Since I became a photographer one of my ambitions was to take portrait shots of birds from up close. Such shots posted by leading wildlife photographers on their social channels captivated my attention and only served to urge me on to shoot some of my own. But the question and it was a big one, how was I to get close enough? I had heard about hides but never had the opportunity to see one or shoot from inside one. But as they say, opportunities open up at the most unexpected moments! A lesson I learned early in my quest and the one reason my photography equipment is always stored in my car boot.

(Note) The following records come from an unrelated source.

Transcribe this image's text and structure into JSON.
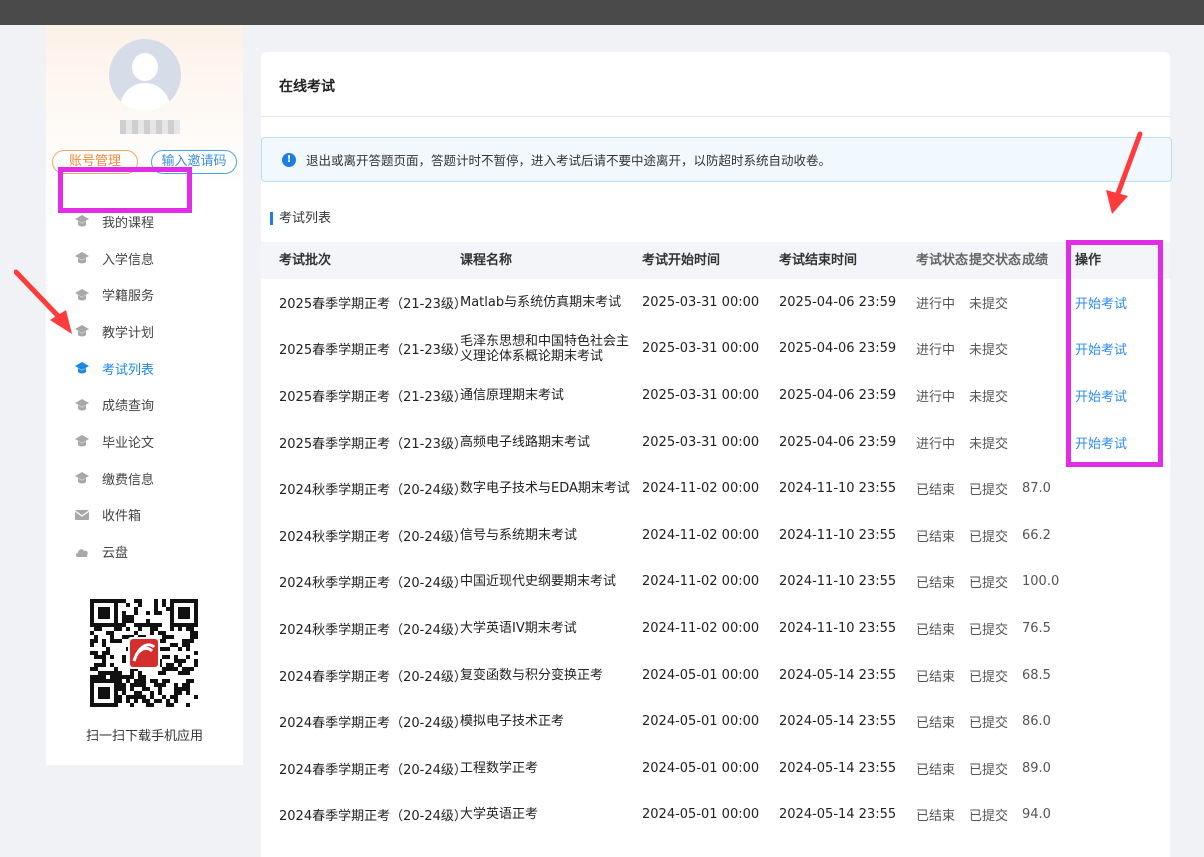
{
  "sidebar": {
    "account_btn": "账号管理",
    "invite_btn": "输入邀请码",
    "items": [
      {
        "label": "我的课程",
        "icon": "graduation-cap-icon"
      },
      {
        "label": "入学信息",
        "icon": "graduation-cap-icon"
      },
      {
        "label": "学籍服务",
        "icon": "graduation-cap-icon"
      },
      {
        "label": "教学计划",
        "icon": "graduation-cap-icon"
      },
      {
        "label": "考试列表",
        "icon": "graduation-cap-icon",
        "active": true
      },
      {
        "label": "成绩查询",
        "icon": "graduation-cap-icon"
      },
      {
        "label": "毕业论文",
        "icon": "graduation-cap-icon"
      },
      {
        "label": "缴费信息",
        "icon": "graduation-cap-icon"
      },
      {
        "label": "收件箱",
        "icon": "mail-icon"
      },
      {
        "label": "云盘",
        "icon": "cloud-icon"
      }
    ],
    "qr_caption": "扫一扫下载手机应用"
  },
  "main": {
    "title": "在线考试",
    "notice": "退出或离开答题页面，答题计时不暂停，进入考试后请不要中途离开，以防超时系统自动收卷。",
    "section_title": "考试列表",
    "columns": {
      "batch": "考试批次",
      "course": "课程名称",
      "start": "考试开始时间",
      "end": "考试结束时间",
      "exam_status": "考试状态",
      "submit_status": "提交状态",
      "score": "成绩",
      "action": "操作"
    },
    "rows": [
      {
        "batch": "2025春季学期正考（21-23级）",
        "course": "Matlab与系统仿真期末考试",
        "start": "2025-03-31 00:00",
        "end": "2025-04-06 23:59",
        "exam_status": "进行中",
        "submit_status": "未提交",
        "score": "",
        "action": "开始考试"
      },
      {
        "batch": "2025春季学期正考（21-23级）",
        "course": "毛泽东思想和中国特色社会主义理论体系概论期末考试",
        "start": "2025-03-31 00:00",
        "end": "2025-04-06 23:59",
        "exam_status": "进行中",
        "submit_status": "未提交",
        "score": "",
        "action": "开始考试"
      },
      {
        "batch": "2025春季学期正考（21-23级）",
        "course": "通信原理期末考试",
        "start": "2025-03-31 00:00",
        "end": "2025-04-06 23:59",
        "exam_status": "进行中",
        "submit_status": "未提交",
        "score": "",
        "action": "开始考试"
      },
      {
        "batch": "2025春季学期正考（21-23级）",
        "course": "高频电子线路期末考试",
        "start": "2025-03-31 00:00",
        "end": "2025-04-06 23:59",
        "exam_status": "进行中",
        "submit_status": "未提交",
        "score": "",
        "action": "开始考试"
      },
      {
        "batch": "2024秋季学期正考（20-24级）",
        "course": "数字电子技术与EDA期末考试",
        "start": "2024-11-02 00:00",
        "end": "2024-11-10 23:55",
        "exam_status": "已结束",
        "submit_status": "已提交",
        "score": "87.0",
        "action": ""
      },
      {
        "batch": "2024秋季学期正考（20-24级）",
        "course": "信号与系统期末考试",
        "start": "2024-11-02 00:00",
        "end": "2024-11-10 23:55",
        "exam_status": "已结束",
        "submit_status": "已提交",
        "score": "66.2",
        "action": ""
      },
      {
        "batch": "2024秋季学期正考（20-24级）",
        "course": "中国近现代史纲要期末考试",
        "start": "2024-11-02 00:00",
        "end": "2024-11-10 23:55",
        "exam_status": "已结束",
        "submit_status": "已提交",
        "score": "100.0",
        "action": ""
      },
      {
        "batch": "2024秋季学期正考（20-24级）",
        "course": "大学英语IV期末考试",
        "start": "2024-11-02 00:00",
        "end": "2024-11-10 23:55",
        "exam_status": "已结束",
        "submit_status": "已提交",
        "score": "76.5",
        "action": ""
      },
      {
        "batch": "2024春季学期正考（20-24级）",
        "course": "复变函数与积分变换正考",
        "start": "2024-05-01 00:00",
        "end": "2024-05-14 23:55",
        "exam_status": "已结束",
        "submit_status": "已提交",
        "score": "68.5",
        "action": ""
      },
      {
        "batch": "2024春季学期正考（20-24级）",
        "course": "模拟电子技术正考",
        "start": "2024-05-01 00:00",
        "end": "2024-05-14 23:55",
        "exam_status": "已结束",
        "submit_status": "已提交",
        "score": "86.0",
        "action": ""
      },
      {
        "batch": "2024春季学期正考（20-24级）",
        "course": "工程数学正考",
        "start": "2024-05-01 00:00",
        "end": "2024-05-14 23:55",
        "exam_status": "已结束",
        "submit_status": "已提交",
        "score": "89.0",
        "action": ""
      },
      {
        "batch": "2024春季学期正考（20-24级）",
        "course": "大学英语正考",
        "start": "2024-05-01 00:00",
        "end": "2024-05-14 23:55",
        "exam_status": "已结束",
        "submit_status": "已提交",
        "score": "94.0",
        "action": ""
      }
    ]
  },
  "colors": {
    "accent": "#1e88e5",
    "highlight": "#e22de6",
    "arrow": "#ff3b3b",
    "link": "#2d8cf0"
  }
}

On a recent holiday to Hampi, a popular destination for tourists to soak in the ruins of ancient India, I casually inquired on one of the many Whatsapp groups that I belong to about birding in Hampi. I promptly received two references. A telephone call, and a reference later, I had a session scheduled for the next morning. I started at 5:30 am, drove 12 kilometres out of this sleepy town to meet my messiah at a traffic junction. The lovely man waiting for me ushered me down a small pathway between two village houses leading to a modern construction – a future guest house for wildlife photographers. The room had a display filled with wildlife and photography magazines. Breakfast was laid out on a dining table at which sat a young photographer on a similar mission as me, assembling his gear with the finesse of a soldier assembling his weapon. The plan was for both of us to be to be taken into the forest another 10 kilometres in.

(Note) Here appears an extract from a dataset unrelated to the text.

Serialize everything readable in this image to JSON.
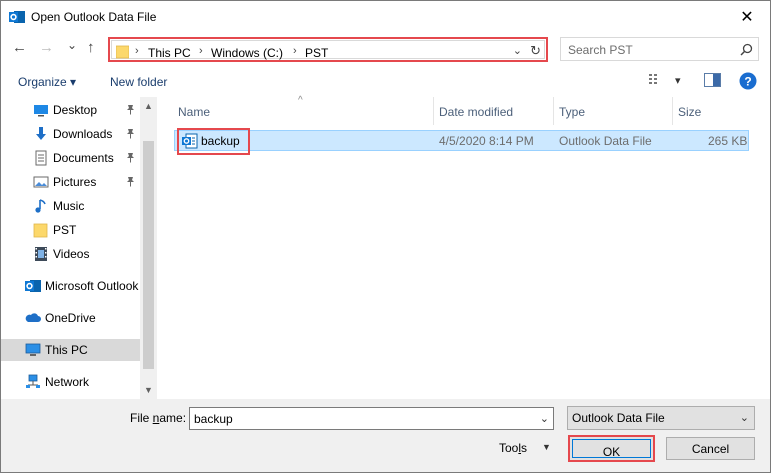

We set out immediately after gulping down the delicious breakfast laid out by our kind host. We were guided to the hide – literally a tiny makeshift structure with two small, square holes cut out for the telephoto lenses. The hut was so tiny, there was barely room for one let alone two. Hides are deliberately constructed as small and as natural as possible. The smaller and less obtrusive a hide, the more readily it will be accepted by the birds. Hides are also situated to ensure there is enough natural light and from the right direction. Our host pointed us to the two stools and told us to get our equipment set up. Dawn was breaking and the party was about to get started! Outdoor photography is always best during the golden hours and the light just seemed perfect. Even then I was very anxious, fidgeting constantly – watching the light change intensity, adjusting the settings to ensure a healthy shutter speed and waiting for my coveted shot.
I didn’t know how much longer I could sit still when out walked a Grey Francolin, a Painted Spurfowl and some Peacocks and as casually as you’d have it they started feeding, oblivious to the hide, to the sound of the shutter, to me. The birds were in perfect light and I couldn’t have asked for a better setting. This photograph of a Grey Francolin strutting around was one of the first images I ever took from a hide.